We had just completed five days of intensive work on brain integration in hopes of ridding E of her lingering expressive speech issues and spurring her sluggish reading forward. And while we did have some further results I found myself disheartened when she didn’t turn and pick up a chapter book and read aloud as if she had been waiting to do that one thing for the last two years.
“Enough!” I found my therapeutic heart screaming. Enough creeping, enough crawling, enough swinging and jumping. Enough reading and researching. Enough wondering, “what next, what would heal this one last neurological glitch?” Enough praying.
“We have come so far but I am so done! At what point do we step back and say ‘enough is enough, look at what we have accomplished?’ And what of E, who now pretty compliantly (given the circumstances) puts up with our work? When does she get to just be a normal kid, who walks to music and books on tape, rather than creeping across the floor on hands and knees to them?” I found myself wondering aloud all these to my other dear been-there-done-that mommy friends.
“Perhaps therapy is so much harder now because our children are so much better? Because their behaviors which woke us before the morning light and were only put to bed when we, exhausted, put them to bed, are mere nanoseconds in our days now? Because we can see the light at the end of the tunnel and it is a few car lengths away?” mused one wise mom.

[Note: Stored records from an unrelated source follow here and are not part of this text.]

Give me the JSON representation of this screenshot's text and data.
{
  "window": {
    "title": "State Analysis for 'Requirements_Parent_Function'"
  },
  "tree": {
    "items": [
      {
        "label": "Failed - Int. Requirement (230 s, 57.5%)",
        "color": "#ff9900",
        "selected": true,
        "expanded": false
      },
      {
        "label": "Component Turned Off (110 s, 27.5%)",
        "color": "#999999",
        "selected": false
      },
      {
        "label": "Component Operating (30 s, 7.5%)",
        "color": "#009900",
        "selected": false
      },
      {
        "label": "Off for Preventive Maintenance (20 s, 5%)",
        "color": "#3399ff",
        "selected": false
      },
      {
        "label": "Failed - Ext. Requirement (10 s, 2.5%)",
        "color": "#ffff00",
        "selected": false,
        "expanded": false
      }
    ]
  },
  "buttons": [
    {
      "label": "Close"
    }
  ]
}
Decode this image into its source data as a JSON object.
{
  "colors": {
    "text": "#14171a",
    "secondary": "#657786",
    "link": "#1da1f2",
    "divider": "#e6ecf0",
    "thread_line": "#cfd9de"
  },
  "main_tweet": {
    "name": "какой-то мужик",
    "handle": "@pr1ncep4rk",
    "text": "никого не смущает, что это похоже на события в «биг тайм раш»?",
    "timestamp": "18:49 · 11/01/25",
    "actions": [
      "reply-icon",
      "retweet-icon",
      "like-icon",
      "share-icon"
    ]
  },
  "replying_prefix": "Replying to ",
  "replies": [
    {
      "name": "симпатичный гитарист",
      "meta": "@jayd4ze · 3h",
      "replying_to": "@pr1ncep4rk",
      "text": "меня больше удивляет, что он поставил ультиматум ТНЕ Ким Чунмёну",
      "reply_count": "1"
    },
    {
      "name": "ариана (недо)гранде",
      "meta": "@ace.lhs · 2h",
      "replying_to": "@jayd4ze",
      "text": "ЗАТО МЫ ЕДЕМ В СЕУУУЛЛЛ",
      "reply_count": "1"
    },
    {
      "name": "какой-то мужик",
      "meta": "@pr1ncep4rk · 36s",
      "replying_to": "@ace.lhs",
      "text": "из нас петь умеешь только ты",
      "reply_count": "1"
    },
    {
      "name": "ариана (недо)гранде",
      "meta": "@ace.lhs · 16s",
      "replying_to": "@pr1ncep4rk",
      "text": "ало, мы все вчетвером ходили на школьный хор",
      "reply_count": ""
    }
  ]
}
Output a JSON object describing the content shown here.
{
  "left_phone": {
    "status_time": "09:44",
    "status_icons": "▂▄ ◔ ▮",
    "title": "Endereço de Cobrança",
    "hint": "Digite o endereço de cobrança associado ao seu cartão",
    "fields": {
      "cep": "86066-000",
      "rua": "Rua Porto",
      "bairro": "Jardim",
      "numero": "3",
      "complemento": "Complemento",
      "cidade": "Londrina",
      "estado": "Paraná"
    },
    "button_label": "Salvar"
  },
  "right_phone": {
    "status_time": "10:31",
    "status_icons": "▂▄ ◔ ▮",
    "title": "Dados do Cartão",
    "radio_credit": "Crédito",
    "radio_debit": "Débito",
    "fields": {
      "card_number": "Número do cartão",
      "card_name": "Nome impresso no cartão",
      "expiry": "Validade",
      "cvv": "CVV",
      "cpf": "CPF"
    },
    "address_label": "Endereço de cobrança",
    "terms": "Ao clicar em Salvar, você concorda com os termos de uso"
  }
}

She was right I realized. When I lived day in and day out with a child who could not just “be”; who drove all of us to distraction with her deep dysregulation; who could be triggered at who-on-earth-knew-what; who fell asleep midsentence and woke at 5:15 moaning to ride her bike (despite the darkness and cold); who couldn’t remember the name of her friends, her favorite objects, or the words to a beloved song; who couldn’t organize her motor planning enough to sit down and do a craft and would rather watch TV upside down thank you very much, it had been easy to climb into my therapy car and hit the gas.
But now that I spend my days with a responsible, bright, compassionate and in-love-with-us child my car is running out of gas. And from the looks of the light ahead, perhaps that is okay. Now if I can just limp to the service station just outside the tunnel we can fill up and we can get back on life’s road.